* [WHAT YOU SHOULD DO]:
Work through the material below and tally the lines holding "arrow"; only the tally should be returned.

* [DATA EXTRACT]:

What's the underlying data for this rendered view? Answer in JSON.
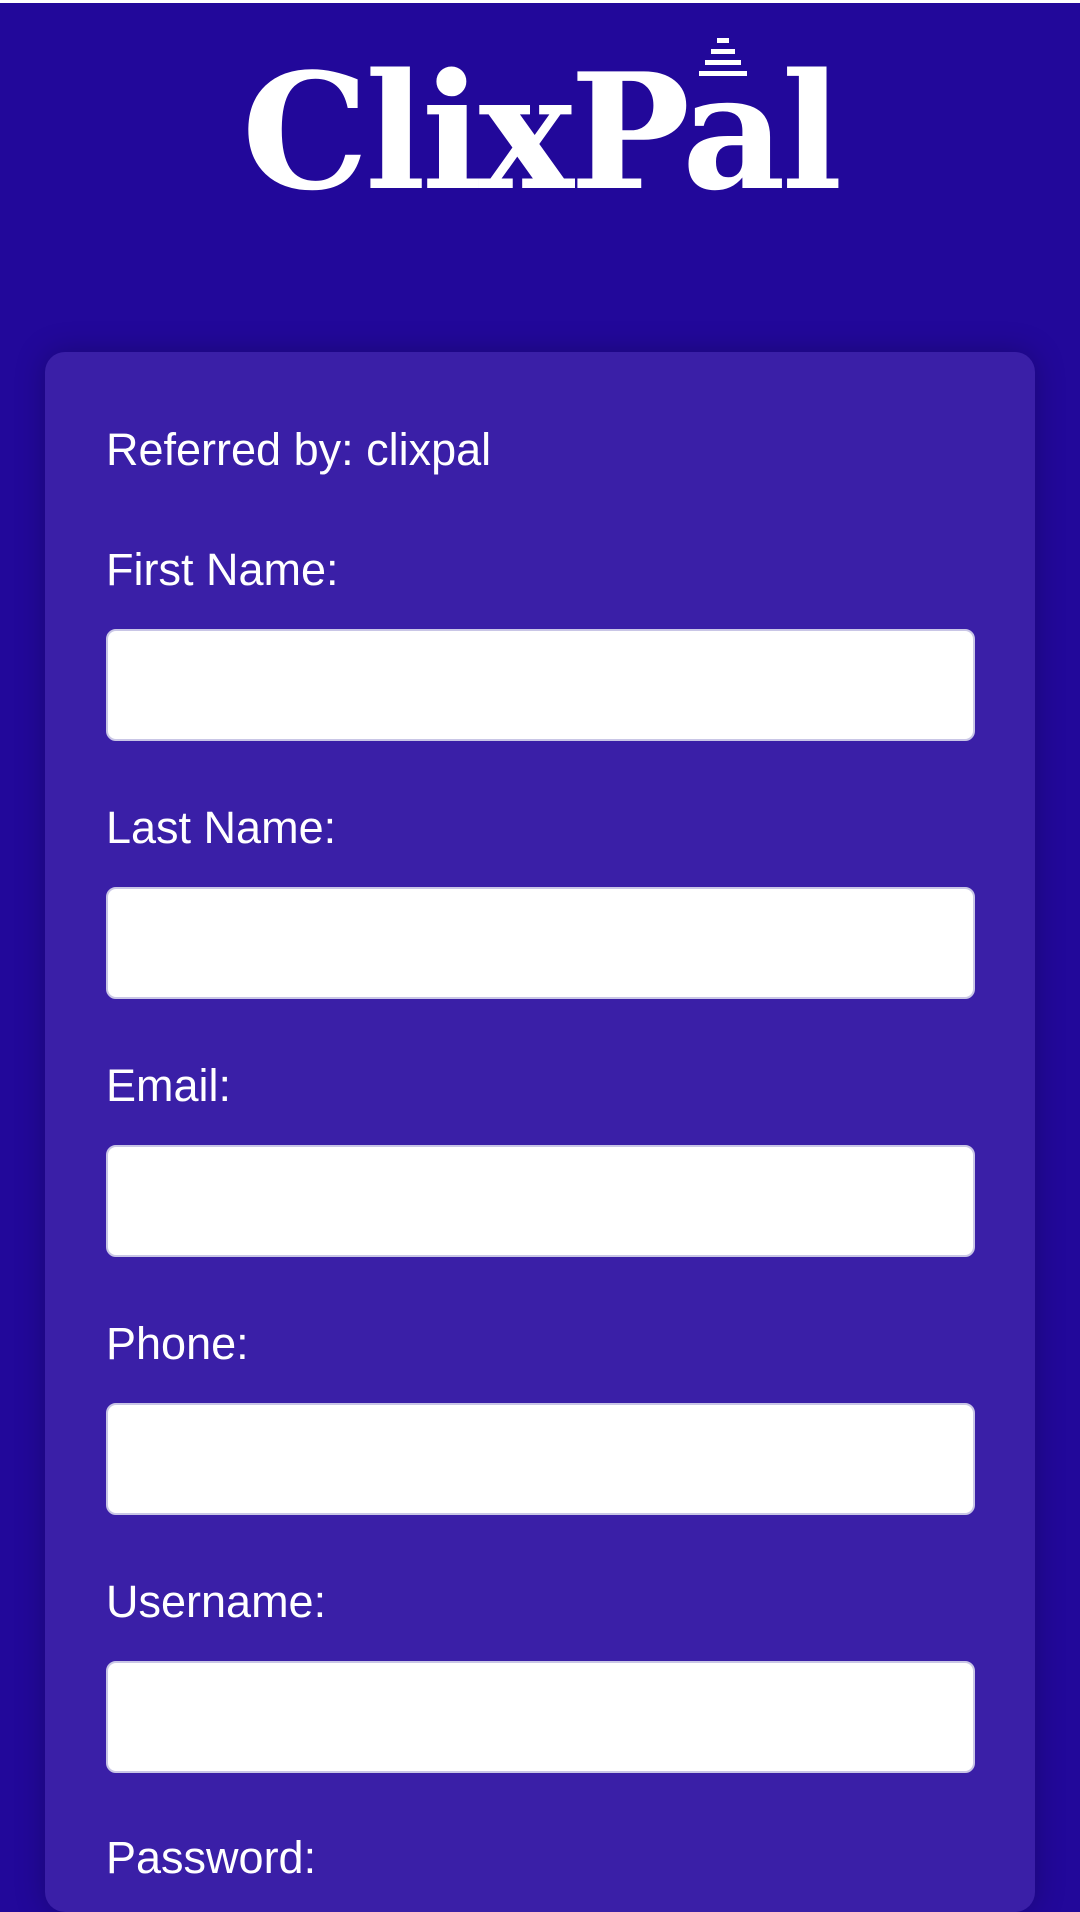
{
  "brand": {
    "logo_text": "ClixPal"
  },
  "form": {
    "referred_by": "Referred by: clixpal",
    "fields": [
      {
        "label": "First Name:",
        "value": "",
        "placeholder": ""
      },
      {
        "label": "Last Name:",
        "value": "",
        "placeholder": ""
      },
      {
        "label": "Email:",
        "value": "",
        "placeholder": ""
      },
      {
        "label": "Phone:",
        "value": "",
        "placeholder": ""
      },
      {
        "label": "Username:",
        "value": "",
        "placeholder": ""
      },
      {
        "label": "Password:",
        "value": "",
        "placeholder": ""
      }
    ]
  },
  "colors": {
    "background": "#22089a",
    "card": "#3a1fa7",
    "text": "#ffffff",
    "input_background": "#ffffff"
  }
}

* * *

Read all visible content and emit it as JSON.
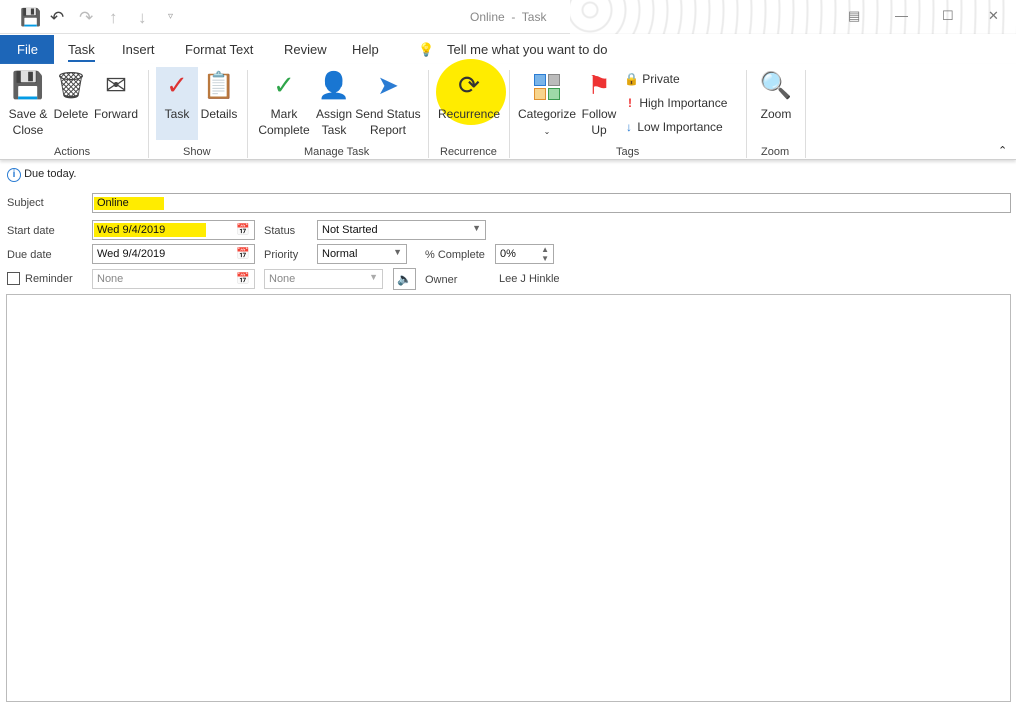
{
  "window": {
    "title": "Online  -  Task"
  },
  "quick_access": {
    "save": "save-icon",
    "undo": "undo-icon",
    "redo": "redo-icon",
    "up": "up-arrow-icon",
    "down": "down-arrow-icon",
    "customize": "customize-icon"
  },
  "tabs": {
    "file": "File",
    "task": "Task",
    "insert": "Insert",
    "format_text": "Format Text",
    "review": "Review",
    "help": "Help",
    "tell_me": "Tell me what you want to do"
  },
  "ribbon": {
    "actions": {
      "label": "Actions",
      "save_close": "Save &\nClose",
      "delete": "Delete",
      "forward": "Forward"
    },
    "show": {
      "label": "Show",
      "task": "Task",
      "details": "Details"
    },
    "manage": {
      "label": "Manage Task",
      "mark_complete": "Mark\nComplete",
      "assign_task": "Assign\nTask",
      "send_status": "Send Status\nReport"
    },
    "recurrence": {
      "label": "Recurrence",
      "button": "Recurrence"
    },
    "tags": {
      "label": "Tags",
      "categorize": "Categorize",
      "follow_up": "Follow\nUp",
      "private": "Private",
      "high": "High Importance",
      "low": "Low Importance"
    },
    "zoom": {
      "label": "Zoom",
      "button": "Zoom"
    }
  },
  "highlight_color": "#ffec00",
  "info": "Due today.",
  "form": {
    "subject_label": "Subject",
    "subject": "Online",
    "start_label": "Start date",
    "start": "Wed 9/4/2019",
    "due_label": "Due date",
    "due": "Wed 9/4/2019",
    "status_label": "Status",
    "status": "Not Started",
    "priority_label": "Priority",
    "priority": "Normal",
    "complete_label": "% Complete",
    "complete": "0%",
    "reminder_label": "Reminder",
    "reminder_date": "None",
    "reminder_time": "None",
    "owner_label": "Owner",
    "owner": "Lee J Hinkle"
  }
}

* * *

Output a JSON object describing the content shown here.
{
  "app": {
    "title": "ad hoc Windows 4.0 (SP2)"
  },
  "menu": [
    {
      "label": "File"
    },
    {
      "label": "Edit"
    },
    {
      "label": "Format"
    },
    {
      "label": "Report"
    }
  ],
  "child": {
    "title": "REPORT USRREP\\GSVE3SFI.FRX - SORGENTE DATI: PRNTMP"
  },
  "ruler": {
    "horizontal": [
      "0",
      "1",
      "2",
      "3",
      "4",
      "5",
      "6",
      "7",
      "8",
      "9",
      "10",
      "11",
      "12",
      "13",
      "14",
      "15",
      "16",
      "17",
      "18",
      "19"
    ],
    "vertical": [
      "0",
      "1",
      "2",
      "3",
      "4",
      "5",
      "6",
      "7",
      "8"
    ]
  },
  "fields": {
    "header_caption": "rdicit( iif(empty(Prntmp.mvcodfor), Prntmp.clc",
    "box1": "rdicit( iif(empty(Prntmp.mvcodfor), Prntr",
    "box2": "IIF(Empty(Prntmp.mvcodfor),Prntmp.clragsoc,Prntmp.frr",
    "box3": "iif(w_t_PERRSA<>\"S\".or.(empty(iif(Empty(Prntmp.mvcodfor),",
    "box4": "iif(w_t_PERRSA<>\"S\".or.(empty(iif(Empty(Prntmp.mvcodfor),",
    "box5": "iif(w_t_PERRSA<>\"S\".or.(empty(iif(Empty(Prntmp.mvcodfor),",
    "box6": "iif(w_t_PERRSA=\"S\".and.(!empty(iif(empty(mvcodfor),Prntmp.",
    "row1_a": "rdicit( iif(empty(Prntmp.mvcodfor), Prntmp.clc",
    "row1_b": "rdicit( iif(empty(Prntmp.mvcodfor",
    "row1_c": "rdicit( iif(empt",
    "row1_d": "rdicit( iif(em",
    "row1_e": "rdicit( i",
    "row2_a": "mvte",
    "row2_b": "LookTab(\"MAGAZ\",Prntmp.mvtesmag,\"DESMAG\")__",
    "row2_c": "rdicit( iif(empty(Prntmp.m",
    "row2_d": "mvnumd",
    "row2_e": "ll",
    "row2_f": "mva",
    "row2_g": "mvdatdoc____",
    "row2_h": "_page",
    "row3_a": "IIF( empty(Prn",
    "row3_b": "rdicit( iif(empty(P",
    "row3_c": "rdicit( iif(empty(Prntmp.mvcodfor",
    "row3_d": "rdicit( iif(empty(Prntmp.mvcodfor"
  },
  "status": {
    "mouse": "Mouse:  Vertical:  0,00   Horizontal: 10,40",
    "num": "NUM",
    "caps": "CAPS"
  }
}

* [PROBLEM SOLUTION]:
2